ANTICIPATORY GRIEFAnticipatory grief has been defined as "the total set of cognitive, affective, cultural, and social reactions to expected death felt by the patient and family."The following aspects of anticipatory grief have been identified among survivors:Depression.Heightened concern for the dying person.Attempts to adjust to the consequences of the death.

Anticipatory grief provides family members with time to gradually absorb the reality of the loss. Individuals are able to complete unfinished business with the dying person (e.g., saying "good-bye," "I love you," or "I forgive you").

NORMAL OR COMMON GRIEFIn general, normal or common grief reactions are marked by a gradual movement toward an acceptance of the loss and, although daily functioning can be very difficult, managing to continue with basic daily activities.

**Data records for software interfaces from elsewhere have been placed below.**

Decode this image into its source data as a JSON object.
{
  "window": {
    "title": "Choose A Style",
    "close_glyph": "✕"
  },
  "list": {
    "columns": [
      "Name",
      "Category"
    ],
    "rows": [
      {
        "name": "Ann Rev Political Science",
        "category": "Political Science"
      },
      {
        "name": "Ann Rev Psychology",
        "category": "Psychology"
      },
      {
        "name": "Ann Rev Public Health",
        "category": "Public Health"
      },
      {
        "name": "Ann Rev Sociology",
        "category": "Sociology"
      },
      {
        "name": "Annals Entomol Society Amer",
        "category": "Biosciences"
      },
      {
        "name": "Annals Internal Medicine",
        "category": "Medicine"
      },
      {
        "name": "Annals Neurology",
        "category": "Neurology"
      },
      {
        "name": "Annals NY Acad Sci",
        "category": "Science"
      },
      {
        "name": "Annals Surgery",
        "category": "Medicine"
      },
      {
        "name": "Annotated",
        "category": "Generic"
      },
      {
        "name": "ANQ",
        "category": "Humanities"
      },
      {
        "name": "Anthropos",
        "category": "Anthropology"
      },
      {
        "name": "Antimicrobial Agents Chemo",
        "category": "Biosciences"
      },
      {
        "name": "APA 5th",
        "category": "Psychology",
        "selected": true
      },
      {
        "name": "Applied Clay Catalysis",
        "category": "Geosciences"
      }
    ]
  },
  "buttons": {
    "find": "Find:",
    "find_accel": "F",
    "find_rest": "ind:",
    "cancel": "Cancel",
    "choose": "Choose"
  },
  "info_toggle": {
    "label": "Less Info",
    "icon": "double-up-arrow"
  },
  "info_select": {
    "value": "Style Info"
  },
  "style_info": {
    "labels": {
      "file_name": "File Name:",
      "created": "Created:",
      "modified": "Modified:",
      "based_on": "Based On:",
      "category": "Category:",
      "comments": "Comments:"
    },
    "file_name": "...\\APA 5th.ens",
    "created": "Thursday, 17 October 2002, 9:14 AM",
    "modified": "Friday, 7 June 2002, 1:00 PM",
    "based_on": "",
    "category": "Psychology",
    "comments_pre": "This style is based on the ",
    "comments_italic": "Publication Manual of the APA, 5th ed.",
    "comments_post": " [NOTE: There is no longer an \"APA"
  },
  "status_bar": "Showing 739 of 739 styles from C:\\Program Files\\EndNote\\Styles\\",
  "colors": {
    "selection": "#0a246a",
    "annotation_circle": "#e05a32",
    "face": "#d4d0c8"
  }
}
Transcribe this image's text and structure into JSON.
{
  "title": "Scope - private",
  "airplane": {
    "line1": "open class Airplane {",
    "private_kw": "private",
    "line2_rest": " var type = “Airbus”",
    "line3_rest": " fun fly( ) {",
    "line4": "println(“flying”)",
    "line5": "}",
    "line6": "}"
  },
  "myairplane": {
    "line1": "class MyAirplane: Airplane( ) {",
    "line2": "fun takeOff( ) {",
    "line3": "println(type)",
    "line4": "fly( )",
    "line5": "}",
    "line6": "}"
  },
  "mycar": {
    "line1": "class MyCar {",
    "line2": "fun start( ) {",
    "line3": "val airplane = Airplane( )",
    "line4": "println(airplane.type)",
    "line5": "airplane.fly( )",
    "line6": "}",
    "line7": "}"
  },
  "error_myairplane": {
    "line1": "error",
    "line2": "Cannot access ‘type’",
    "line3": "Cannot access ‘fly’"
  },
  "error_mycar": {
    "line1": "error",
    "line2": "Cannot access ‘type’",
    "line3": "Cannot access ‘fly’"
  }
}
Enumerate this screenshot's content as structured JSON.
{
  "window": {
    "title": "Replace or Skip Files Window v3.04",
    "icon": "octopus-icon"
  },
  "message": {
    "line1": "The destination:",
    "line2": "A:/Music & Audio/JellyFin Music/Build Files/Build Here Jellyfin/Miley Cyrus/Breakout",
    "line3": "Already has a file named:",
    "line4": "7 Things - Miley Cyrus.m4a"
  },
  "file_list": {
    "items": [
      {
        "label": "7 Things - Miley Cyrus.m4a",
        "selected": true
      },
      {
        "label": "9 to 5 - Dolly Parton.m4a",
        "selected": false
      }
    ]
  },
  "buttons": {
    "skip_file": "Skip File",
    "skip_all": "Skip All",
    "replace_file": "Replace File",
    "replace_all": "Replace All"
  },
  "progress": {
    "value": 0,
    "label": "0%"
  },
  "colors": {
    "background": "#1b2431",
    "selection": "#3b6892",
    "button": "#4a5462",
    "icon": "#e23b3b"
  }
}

Normal grief usually includes some common emotional reactions that include emotional numbness, shock, disbelief, and/or denial often occurring immediately after the death, particularly if the death is unexpected.

Normal or common grief appears to occur in 50% to 85% of persons following a loss, is time-limited, begins soon after a loss, and largely resolves within the first year or two.

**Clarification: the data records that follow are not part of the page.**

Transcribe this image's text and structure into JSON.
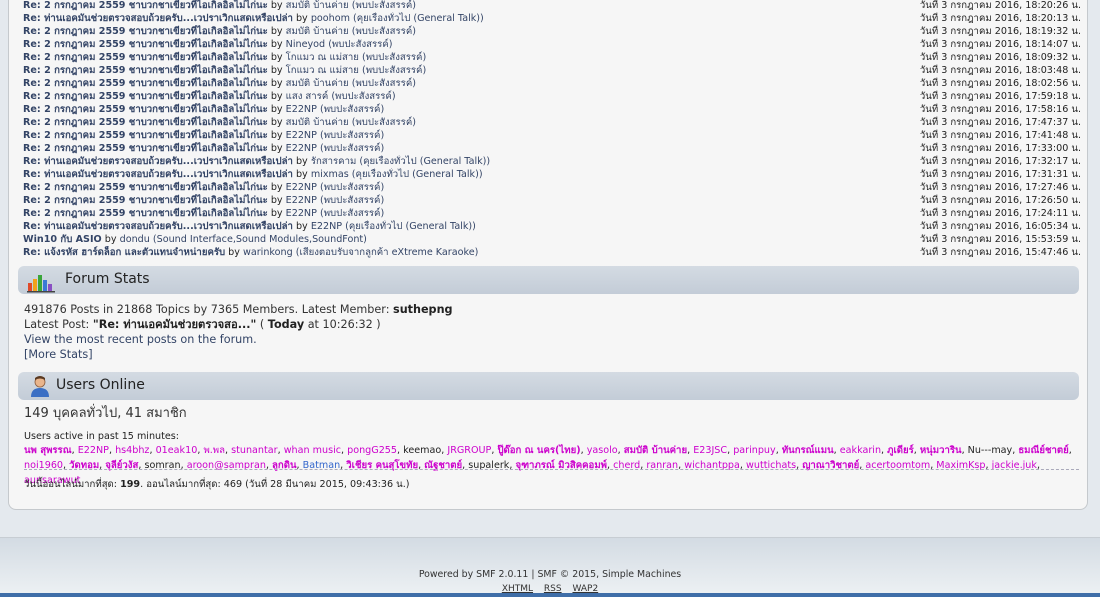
{
  "recent_posts": [
    {
      "title": "Re: 2 กรกฎาคม 2559 ชาบวกชาเขียวที่ไอเกิลอิลไม่ไก่นะ",
      "author": "สมบัติ บ้านค่าย",
      "board": "(พบปะสังสรรค์)",
      "time": "วันที่ 3 กรกฎาคม 2016, 18:20:26 น."
    },
    {
      "title": "Re: ท่านเอคมันช่วยตรวจสอบถ้วยครับ...เวปราเวิกแสดเหรือเปล่า",
      "author": "poohom",
      "board": "(คุยเรื่องทั่วไป (General Talk))",
      "time": "วันที่ 3 กรกฎาคม 2016, 18:20:13 น."
    },
    {
      "title": "Re: 2 กรกฎาคม 2559 ชาบวกชาเขียวที่ไอเกิลอิลไม่ไก่นะ",
      "author": "สมบัติ บ้านค่าย",
      "board": "(พบปะสังสรรค์)",
      "time": "วันที่ 3 กรกฎาคม 2016, 18:19:32 น."
    },
    {
      "title": "Re: 2 กรกฎาคม 2559 ชาบวกชาเขียวที่ไอเกิลอิลไม่ไก่นะ",
      "author": "Nineyod",
      "board": "(พบปะสังสรรค์)",
      "time": "วันที่ 3 กรกฎาคม 2016, 18:14:07 น."
    },
    {
      "title": "Re: 2 กรกฎาคม 2559 ชาบวกชาเขียวที่ไอเกิลอิลไม่ไก่นะ",
      "author": "โกแมว ณ แม่สาย",
      "board": "(พบปะสังสรรค์)",
      "time": "วันที่ 3 กรกฎาคม 2016, 18:09:32 น."
    },
    {
      "title": "Re: 2 กรกฎาคม 2559 ชาบวกชาเขียวที่ไอเกิลอิลไม่ไก่นะ",
      "author": "โกแมว ณ แม่สาย",
      "board": "(พบปะสังสรรค์)",
      "time": "วันที่ 3 กรกฎาคม 2016, 18:03:48 น."
    },
    {
      "title": "Re: 2 กรกฎาคม 2559 ชาบวกชาเขียวที่ไอเกิลอิลไม่ไก่นะ",
      "author": "สมบัติ บ้านค่าย",
      "board": "(พบปะสังสรรค์)",
      "time": "วันที่ 3 กรกฎาคม 2016, 18:02:56 น."
    },
    {
      "title": "Re: 2 กรกฎาคม 2559 ชาบวกชาเขียวที่ไอเกิลอิลไม่ไก่นะ",
      "author": "แสง สารค์",
      "board": "(พบปะสังสรรค์)",
      "time": "วันที่ 3 กรกฎาคม 2016, 17:59:18 น."
    },
    {
      "title": "Re: 2 กรกฎาคม 2559 ชาบวกชาเขียวที่ไอเกิลอิลไม่ไก่นะ",
      "author": "E22NP",
      "board": "(พบปะสังสรรค์)",
      "time": "วันที่ 3 กรกฎาคม 2016, 17:58:16 น."
    },
    {
      "title": "Re: 2 กรกฎาคม 2559 ชาบวกชาเขียวที่ไอเกิลอิลไม่ไก่นะ",
      "author": "สมบัติ บ้านค่าย",
      "board": "(พบปะสังสรรค์)",
      "time": "วันที่ 3 กรกฎาคม 2016, 17:47:37 น."
    },
    {
      "title": "Re: 2 กรกฎาคม 2559 ชาบวกชาเขียวที่ไอเกิลอิลไม่ไก่นะ",
      "author": "E22NP",
      "board": "(พบปะสังสรรค์)",
      "time": "วันที่ 3 กรกฎาคม 2016, 17:41:48 น."
    },
    {
      "title": "Re: 2 กรกฎาคม 2559 ชาบวกชาเขียวที่ไอเกิลอิลไม่ไก่นะ",
      "author": "E22NP",
      "board": "(พบปะสังสรรค์)",
      "time": "วันที่ 3 กรกฎาคม 2016, 17:33:00 น."
    },
    {
      "title": "Re: ท่านเอคมันช่วยตรวจสอบถ้วยครับ...เวปราเวิกแสดเหรือเปล่า",
      "author": "รักสารคาม",
      "board": "(คุยเรื่องทั่วไป (General Talk))",
      "time": "วันที่ 3 กรกฎาคม 2016, 17:32:17 น."
    },
    {
      "title": "Re: ท่านเอคมันช่วยตรวจสอบถ้วยครับ...เวปราเวิกแสดเหรือเปล่า",
      "author": "mixmas",
      "board": "(คุยเรื่องทั่วไป (General Talk))",
      "time": "วันที่ 3 กรกฎาคม 2016, 17:31:31 น."
    },
    {
      "title": "Re: 2 กรกฎาคม 2559 ชาบวกชาเขียวที่ไอเกิลอิลไม่ไก่นะ",
      "author": "E22NP",
      "board": "(พบปะสังสรรค์)",
      "time": "วันที่ 3 กรกฎาคม 2016, 17:27:46 น."
    },
    {
      "title": "Re: 2 กรกฎาคม 2559 ชาบวกชาเขียวที่ไอเกิลอิลไม่ไก่นะ",
      "author": "E22NP",
      "board": "(พบปะสังสรรค์)",
      "time": "วันที่ 3 กรกฎาคม 2016, 17:26:50 น."
    },
    {
      "title": "Re: 2 กรกฎาคม 2559 ชาบวกชาเขียวที่ไอเกิลอิลไม่ไก่นะ",
      "author": "E22NP",
      "board": "(พบปะสังสรรค์)",
      "time": "วันที่ 3 กรกฎาคม 2016, 17:24:11 น."
    },
    {
      "title": "Re: ท่านเอคมันช่วยตรวจสอบถ้วยครับ...เวปราเวิกแสดเหรือเปล่า",
      "author": "E22NP",
      "board": "(คุยเรื่องทั่วไป (General Talk))",
      "time": "วันที่ 3 กรกฎาคม 2016, 16:05:34 น."
    },
    {
      "title": "Win10 กับ ASIO",
      "author": "dondu",
      "board": "(Sound Interface,Sound Modules,SoundFont)",
      "time": "วันที่ 3 กรกฎาคม 2016, 15:53:59 น."
    },
    {
      "title": "Re: แจ้งรหัส ฮาร์ดล็อก และตัวแทนจำหน่ายครับ",
      "author": "warinkong",
      "board": "(เสียงตอบรับจากลูกค้า eXtreme Karaoke)",
      "time": "วันที่ 3 กรกฎาคม 2016, 15:47:46 น."
    }
  ],
  "by_word": "by",
  "forum_stats": {
    "title": "Forum Stats",
    "counts_line": "491876 Posts in 21868 Topics by 7365 Members. Latest Member:",
    "latest_member": "suthepng",
    "latest_post_label": "Latest Post:",
    "latest_post_title": "\"Re: ท่านเอคมันช่วยตรวจสอ...\"",
    "latest_post_paren_open": "(",
    "latest_post_day": "Today",
    "latest_post_time": "at 10:26:32 )",
    "recent_link": "View the most recent posts on the forum.",
    "more_stats": "[More Stats]"
  },
  "users_online": {
    "title": "Users Online",
    "count": "149 บุคคลทั่วไป, 41 สมาชิก",
    "active_label": "Users active in past 15 minutes:",
    "users": [
      {
        "name": "นพ สุพรรณ",
        "color": "#cc00cc",
        "bold": true
      },
      {
        "name": "E22NP",
        "color": "#cc00cc",
        "bold": false
      },
      {
        "name": "hs4bhz",
        "color": "#cc00cc",
        "bold": false
      },
      {
        "name": "01eak10",
        "color": "#cc00cc",
        "bold": false
      },
      {
        "name": "พ.พล",
        "color": "#cc00cc",
        "bold": false
      },
      {
        "name": "stunantar",
        "color": "#cc00cc",
        "bold": false
      },
      {
        "name": "whan music",
        "color": "#cc00cc",
        "bold": false
      },
      {
        "name": "pongG255",
        "color": "#cc00cc",
        "bold": false
      },
      {
        "name": "keemao",
        "color": "#222222",
        "bold": false
      },
      {
        "name": "JRGROUP",
        "color": "#cc00cc",
        "bold": false
      },
      {
        "name": "ปู๊ด๊อก ณ นคร(ไทย)",
        "color": "#cc00cc",
        "bold": true
      },
      {
        "name": "yasolo",
        "color": "#cc00cc",
        "bold": false
      },
      {
        "name": "สมบัติ บ้านค่าย",
        "color": "#cc00cc",
        "bold": true
      },
      {
        "name": "E23JSC",
        "color": "#cc00cc",
        "bold": false
      },
      {
        "name": "parinpuy",
        "color": "#cc00cc",
        "bold": false
      },
      {
        "name": "ทันกรณ์แมน",
        "color": "#cc00cc",
        "bold": true
      },
      {
        "name": "eakkarin",
        "color": "#cc00cc",
        "bold": false
      },
      {
        "name": "ภูเดียร์",
        "color": "#cc00cc",
        "bold": true
      },
      {
        "name": "หนุ่มวาริน",
        "color": "#cc00cc",
        "bold": true
      },
      {
        "name": "Nu---may",
        "color": "#222222",
        "bold": false
      },
      {
        "name": "ธมณีย์ชาตย์",
        "color": "#cc00cc",
        "bold": true
      },
      {
        "name": "noi1960",
        "color": "#cc00cc",
        "bold": false
      },
      {
        "name": "วัดทอม",
        "color": "#cc00cc",
        "bold": true
      },
      {
        "name": "จุลีย์วงัส",
        "color": "#cc00cc",
        "bold": true
      },
      {
        "name": "somran",
        "color": "#222222",
        "bold": false
      },
      {
        "name": "aroon@sampran",
        "color": "#cc00cc",
        "bold": false
      },
      {
        "name": "ลูกดิน",
        "color": "#cc00cc",
        "bold": true
      },
      {
        "name": "Batman",
        "color": "#3366cc",
        "bold": false
      },
      {
        "name": "วิเชียร คนสุโขทัย",
        "color": "#cc00cc",
        "bold": true
      },
      {
        "name": "ณัฐชาตย์",
        "color": "#cc00cc",
        "bold": true
      },
      {
        "name": "supalerk",
        "color": "#222222",
        "bold": false
      },
      {
        "name": "จุฑาภรณ์ มิวสิคคอมพ์",
        "color": "#cc00cc",
        "bold": true
      },
      {
        "name": "cherd",
        "color": "#cc00cc",
        "bold": false
      },
      {
        "name": "ranran",
        "color": "#cc00cc",
        "bold": false
      },
      {
        "name": "wichantppa",
        "color": "#cc00cc",
        "bold": false
      },
      {
        "name": "wuttichats",
        "color": "#cc00cc",
        "bold": false
      },
      {
        "name": "ญาณาวิชาตย์",
        "color": "#cc00cc",
        "bold": true
      },
      {
        "name": "acertoomtom",
        "color": "#cc00cc",
        "bold": false
      },
      {
        "name": "MaximKsp",
        "color": "#cc00cc",
        "bold": false
      },
      {
        "name": "jackie.juk",
        "color": "#cc00cc",
        "bold": false
      },
      {
        "name": "aunsarawut",
        "color": "#cc00cc",
        "bold": false
      }
    ],
    "record_prefix": "วันนี้ออนไลน์มากที่สุด:",
    "record_today": "199",
    "record_rest": ". ออนไลน์มากที่สุด: 469 (วันที่ 28 มีนาคม 2015, 09:43:36 น.)"
  },
  "footer": {
    "powered": "Powered by SMF 2.0.11 | SMF © 2015, Simple Machines",
    "links": [
      "XHTML",
      "RSS",
      "WAP2"
    ]
  },
  "icons": {
    "stats": "bar-chart-icon",
    "online": "user-icon"
  },
  "colors": {
    "link": "#334466",
    "member": "#cc00cc",
    "accent": "#3f6ea8"
  }
}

COMPLICATED GRIEFThese patterns are described in comparison to normal grief and highlight variations from the normal pattern. They include descriptive labels such as the following:Inhibited or absent grief: A pattern in which persons show little evidence of the expected separation distress, seeking, yearning, or other characteristics of normal grief.Delayed grief: A pattern in which symptoms of distress, seeking, yearning, etc., occur at a much later time than is typical.Chronic grief: A pattern emphasizing prolonged duration of grief symptoms.Distorted grief: A pattern characterized by extremely intense or atypical symptoms.


Disenfranchised grief is a term describing grief that is not acknowledged by society. Examples of events leading to disenfranchised grief are the loss of a pet, a trauma in the family a generation prior, the loss of a home or place of residence. Disenfranchised grief is grief others don't recognise. Disenfranchised grief may be the death of a secret partner or a pet or a miscarriage.

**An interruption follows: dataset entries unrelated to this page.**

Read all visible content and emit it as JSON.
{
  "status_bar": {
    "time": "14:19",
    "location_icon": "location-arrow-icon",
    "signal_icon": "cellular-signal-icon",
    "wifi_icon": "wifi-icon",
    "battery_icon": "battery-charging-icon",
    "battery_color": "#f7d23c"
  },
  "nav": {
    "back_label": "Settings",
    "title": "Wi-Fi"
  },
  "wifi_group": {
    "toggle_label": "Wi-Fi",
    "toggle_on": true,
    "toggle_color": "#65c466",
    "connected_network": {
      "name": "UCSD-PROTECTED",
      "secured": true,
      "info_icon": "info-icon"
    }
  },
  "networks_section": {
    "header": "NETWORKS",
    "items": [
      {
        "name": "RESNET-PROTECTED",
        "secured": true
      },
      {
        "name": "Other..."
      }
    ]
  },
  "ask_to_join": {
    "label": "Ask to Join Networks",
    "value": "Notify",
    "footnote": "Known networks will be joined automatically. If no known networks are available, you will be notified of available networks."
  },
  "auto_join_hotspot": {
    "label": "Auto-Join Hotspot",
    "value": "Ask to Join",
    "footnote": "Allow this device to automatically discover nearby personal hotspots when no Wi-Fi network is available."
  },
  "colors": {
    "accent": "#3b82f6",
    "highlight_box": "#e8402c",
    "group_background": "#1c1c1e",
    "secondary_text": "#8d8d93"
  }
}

A grief reaction is a set of psychological and somatic (body) symptoms that results from extreme sorrow or loss. These reactions fall into four different categories:-Thought PatternsPhysical SensationsEmotionsBehaviours.


Disbelief- This is often our first thought upon hearing of a death, especially if the death was sudden.Confusion - This manifests as having trouble concentrating, being forgetful, experiencing confused thinking.Preoccupation - We may spend lots of time thinking about the deceased or obsessing about their suffering and dying.Sense of the Deceased's Presence - This is most likely to happen shortly after the death.Hallucinations - It is a fairly common and normal symptom of bereavement to see or hear a loved one, usually within a few weeks after the death.


Tightness in the forehead, throat, or chestDry mouthBreathlessnessNausea and/or a hollow feeling in the stomachHypersensitivity to noiseLack of energy, weaknessSense of depersonalization


Shock - This occurs most often in the case of a sudden death, but may also occur after an expected death.Numbness - This is commonly experienced early in the grieving processSadness - This is the most familiar reaction to griefIrritability and Anger - This anger comes from two sources. First, we feel frustrated that we couldn't prevent the death. Second, it is a normal regressive experience to feel anger at the person that "abandoned" us. It is very common to displace anger onto another target, such as paramedics or other health care personnel. If anger is turned inward toward ourselves, it may develop into suicidal behaviour.

CONTDGuilt - Guilt is a very common symptom of bereavement, particularly in the case of a suicide. Anxiety- This can range from a light sense of insecurity to a strong panic attack. The sources for this anxiety are the fear that we won't be able to take care of ourselves on our own and a heightened sense of our own mortality.Loneliness-This is particular